-- Task requirements --
Across the listing, count the lines that include the string "JSON". Give nothing besides the number.

*** Source records Section Begins ***

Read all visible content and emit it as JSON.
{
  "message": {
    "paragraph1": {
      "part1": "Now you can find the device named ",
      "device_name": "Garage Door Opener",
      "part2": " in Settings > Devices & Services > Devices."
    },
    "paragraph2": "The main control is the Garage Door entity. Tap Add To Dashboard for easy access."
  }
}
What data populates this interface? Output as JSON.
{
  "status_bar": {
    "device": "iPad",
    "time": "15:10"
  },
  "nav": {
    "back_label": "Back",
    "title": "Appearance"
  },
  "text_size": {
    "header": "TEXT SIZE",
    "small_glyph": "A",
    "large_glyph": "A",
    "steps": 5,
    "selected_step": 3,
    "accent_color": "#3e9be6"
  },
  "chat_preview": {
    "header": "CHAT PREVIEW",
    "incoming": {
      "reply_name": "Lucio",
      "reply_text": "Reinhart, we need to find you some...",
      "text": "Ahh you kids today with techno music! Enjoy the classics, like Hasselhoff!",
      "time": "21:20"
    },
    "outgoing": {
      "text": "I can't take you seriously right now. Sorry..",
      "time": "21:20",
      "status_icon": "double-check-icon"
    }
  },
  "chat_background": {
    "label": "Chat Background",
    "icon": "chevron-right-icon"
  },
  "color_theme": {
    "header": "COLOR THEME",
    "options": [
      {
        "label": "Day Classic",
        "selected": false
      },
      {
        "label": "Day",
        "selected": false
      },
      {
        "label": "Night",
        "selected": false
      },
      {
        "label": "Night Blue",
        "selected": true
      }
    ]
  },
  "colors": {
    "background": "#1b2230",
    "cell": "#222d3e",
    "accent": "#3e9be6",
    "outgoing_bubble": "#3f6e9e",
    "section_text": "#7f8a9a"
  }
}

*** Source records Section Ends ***

-- Written response --
2